RECORDS SHOWN below:

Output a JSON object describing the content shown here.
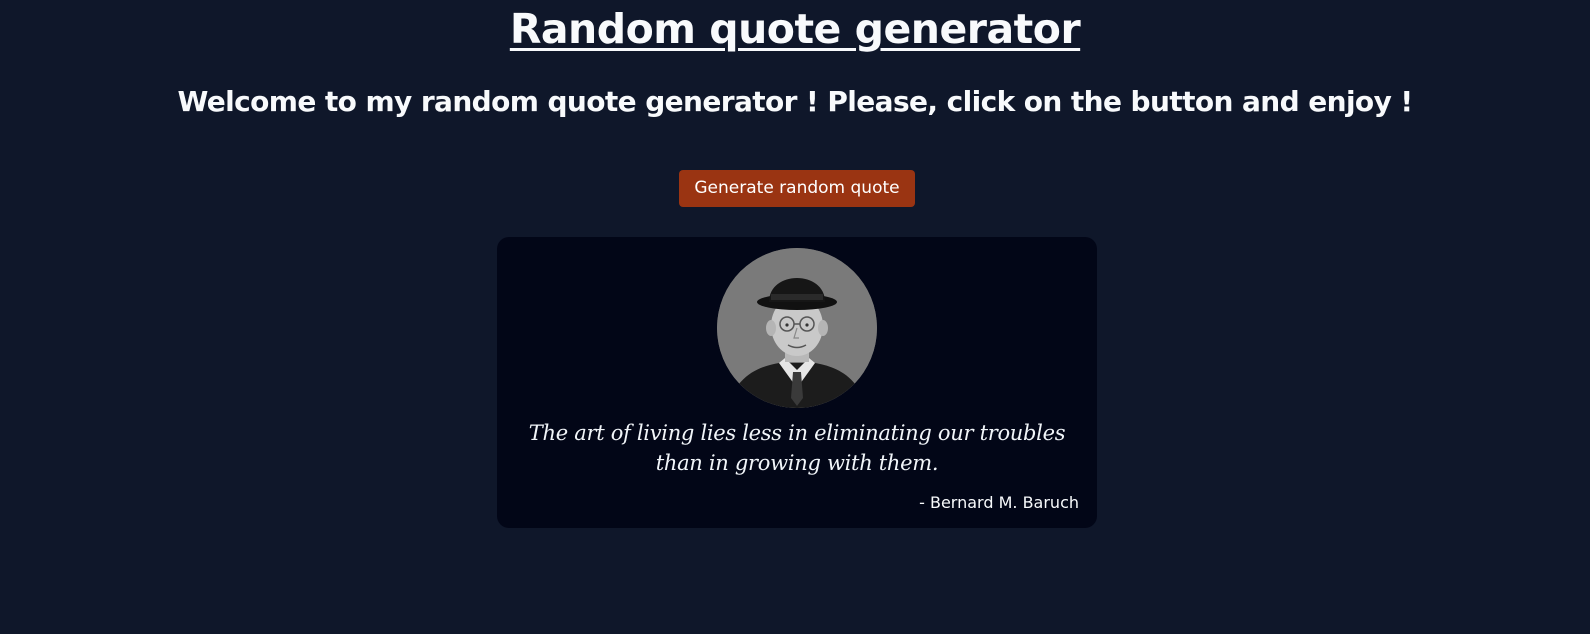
{
  "page": {
    "title": "Random quote generator",
    "welcome": "Welcome to my random quote generator ! Please, click on the button and enjoy !"
  },
  "actions": {
    "generate_label": "Generate random quote"
  },
  "quote": {
    "text": "The art of living lies less in eliminating our troubles than in growing with them.",
    "author": "- Bernard M. Baruch",
    "portrait_icon": "author-portrait"
  },
  "colors": {
    "background": "#0f172a",
    "card": "#020617",
    "button": "#9a3412",
    "text": "#f8fafc"
  }
}
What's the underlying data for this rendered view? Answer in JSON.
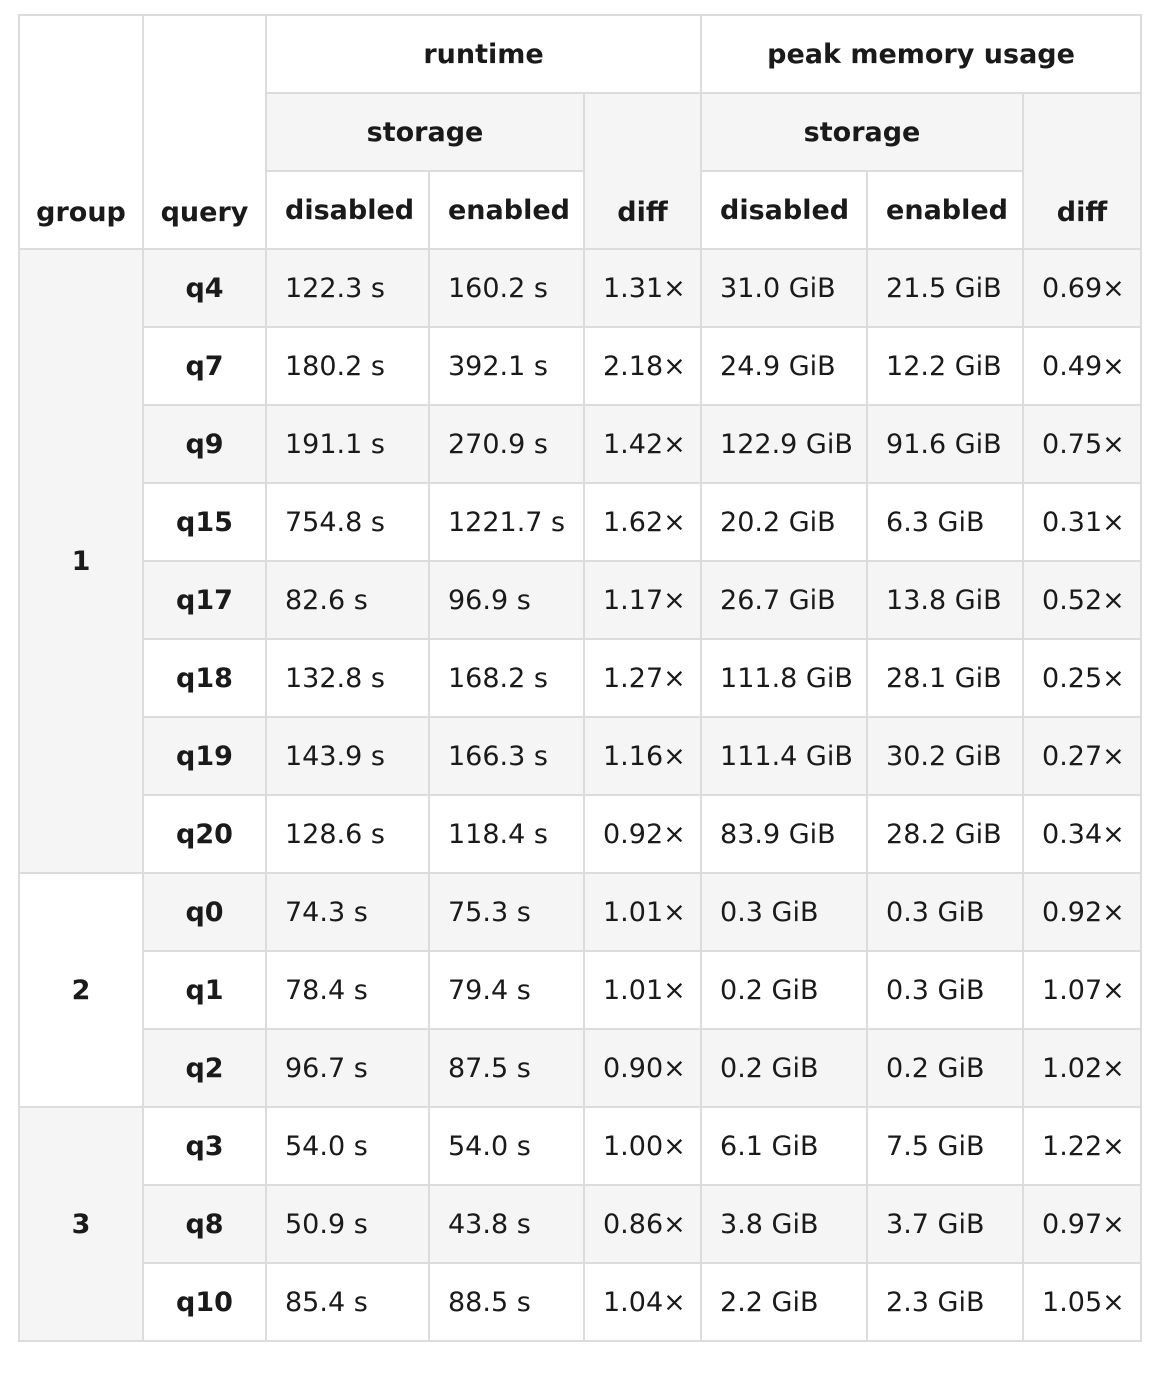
{
  "header": {
    "group": "group",
    "query": "query",
    "runtime": "runtime",
    "peak_memory": "peak memory usage",
    "storage_runtime": "storage",
    "storage_memory": "storage",
    "disabled_runtime": "disabled",
    "enabled_runtime": "enabled",
    "diff_runtime": "diff",
    "disabled_memory": "disabled",
    "enabled_memory": "enabled",
    "diff_memory": "diff"
  },
  "groups": [
    {
      "label": "1",
      "rows": [
        {
          "query": "q4",
          "rt_disabled": "122.3 s",
          "rt_enabled": "160.2 s",
          "rt_diff": "1.31×",
          "mem_disabled": "31.0 GiB",
          "mem_enabled": "21.5 GiB",
          "mem_diff": "0.69×"
        },
        {
          "query": "q7",
          "rt_disabled": "180.2 s",
          "rt_enabled": "392.1 s",
          "rt_diff": "2.18×",
          "mem_disabled": "24.9 GiB",
          "mem_enabled": "12.2 GiB",
          "mem_diff": "0.49×"
        },
        {
          "query": "q9",
          "rt_disabled": "191.1 s",
          "rt_enabled": "270.9 s",
          "rt_diff": "1.42×",
          "mem_disabled": "122.9 GiB",
          "mem_enabled": "91.6 GiB",
          "mem_diff": "0.75×"
        },
        {
          "query": "q15",
          "rt_disabled": "754.8 s",
          "rt_enabled": "1221.7 s",
          "rt_diff": "1.62×",
          "mem_disabled": "20.2 GiB",
          "mem_enabled": "6.3 GiB",
          "mem_diff": "0.31×"
        },
        {
          "query": "q17",
          "rt_disabled": "82.6 s",
          "rt_enabled": "96.9 s",
          "rt_diff": "1.17×",
          "mem_disabled": "26.7 GiB",
          "mem_enabled": "13.8 GiB",
          "mem_diff": "0.52×"
        },
        {
          "query": "q18",
          "rt_disabled": "132.8 s",
          "rt_enabled": "168.2 s",
          "rt_diff": "1.27×",
          "mem_disabled": "111.8 GiB",
          "mem_enabled": "28.1 GiB",
          "mem_diff": "0.25×"
        },
        {
          "query": "q19",
          "rt_disabled": "143.9 s",
          "rt_enabled": "166.3 s",
          "rt_diff": "1.16×",
          "mem_disabled": "111.4 GiB",
          "mem_enabled": "30.2 GiB",
          "mem_diff": "0.27×"
        },
        {
          "query": "q20",
          "rt_disabled": "128.6 s",
          "rt_enabled": "118.4 s",
          "rt_diff": "0.92×",
          "mem_disabled": "83.9 GiB",
          "mem_enabled": "28.2 GiB",
          "mem_diff": "0.34×"
        }
      ]
    },
    {
      "label": "2",
      "rows": [
        {
          "query": "q0",
          "rt_disabled": "74.3 s",
          "rt_enabled": "75.3 s",
          "rt_diff": "1.01×",
          "mem_disabled": "0.3 GiB",
          "mem_enabled": "0.3 GiB",
          "mem_diff": "0.92×"
        },
        {
          "query": "q1",
          "rt_disabled": "78.4 s",
          "rt_enabled": "79.4 s",
          "rt_diff": "1.01×",
          "mem_disabled": "0.2 GiB",
          "mem_enabled": "0.3 GiB",
          "mem_diff": "1.07×"
        },
        {
          "query": "q2",
          "rt_disabled": "96.7 s",
          "rt_enabled": "87.5 s",
          "rt_diff": "0.90×",
          "mem_disabled": "0.2 GiB",
          "mem_enabled": "0.2 GiB",
          "mem_diff": "1.02×"
        }
      ]
    },
    {
      "label": "3",
      "rows": [
        {
          "query": "q3",
          "rt_disabled": "54.0 s",
          "rt_enabled": "54.0 s",
          "rt_diff": "1.00×",
          "mem_disabled": "6.1 GiB",
          "mem_enabled": "7.5 GiB",
          "mem_diff": "1.22×"
        },
        {
          "query": "q8",
          "rt_disabled": "50.9 s",
          "rt_enabled": "43.8 s",
          "rt_diff": "0.86×",
          "mem_disabled": "3.8 GiB",
          "mem_enabled": "3.7 GiB",
          "mem_diff": "0.97×"
        },
        {
          "query": "q10",
          "rt_disabled": "85.4 s",
          "rt_enabled": "88.5 s",
          "rt_diff": "1.04×",
          "mem_disabled": "2.2 GiB",
          "mem_enabled": "2.3 GiB",
          "mem_diff": "1.05×"
        }
      ]
    }
  ],
  "colors": {
    "stripe": "#f5f5f5",
    "border": "#dcdcdc",
    "text": "#1a1a1a"
  }
}
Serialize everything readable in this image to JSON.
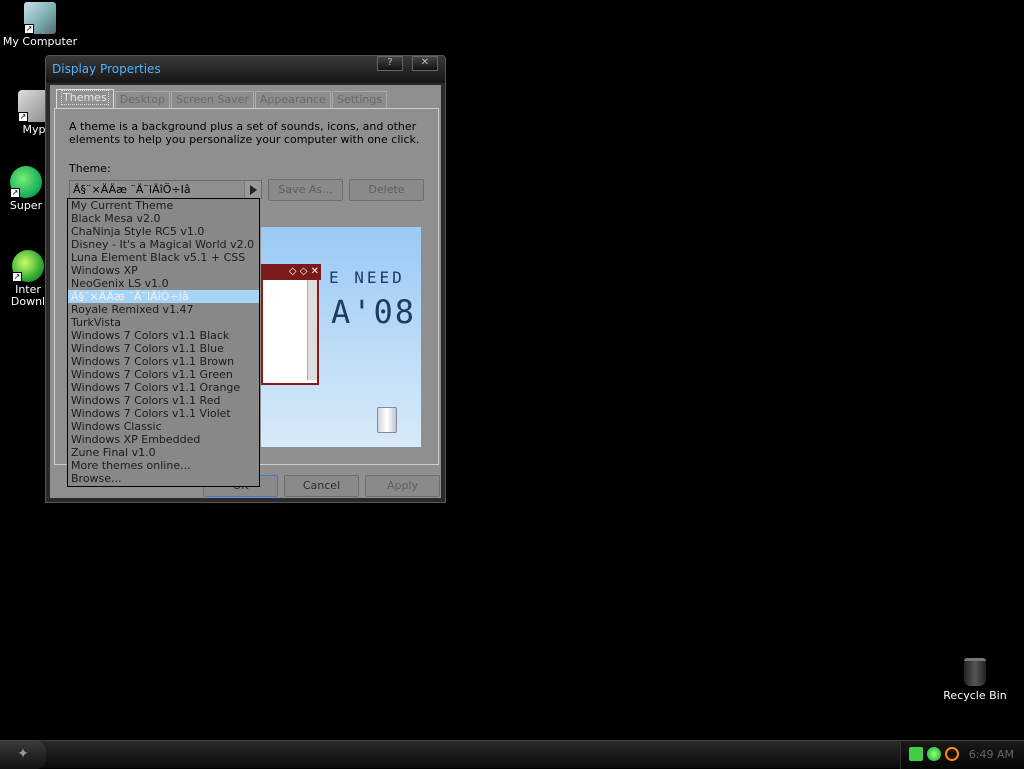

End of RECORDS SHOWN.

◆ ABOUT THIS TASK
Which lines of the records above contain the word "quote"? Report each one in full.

◆ RESULT FOR THIS TASK
    "title": "Random quote generator",
    "welcome": "Welcome to my random quote generator ! Please, click on the button and enjoy !"
    "generate_label": "Generate random quote"
  "quote": {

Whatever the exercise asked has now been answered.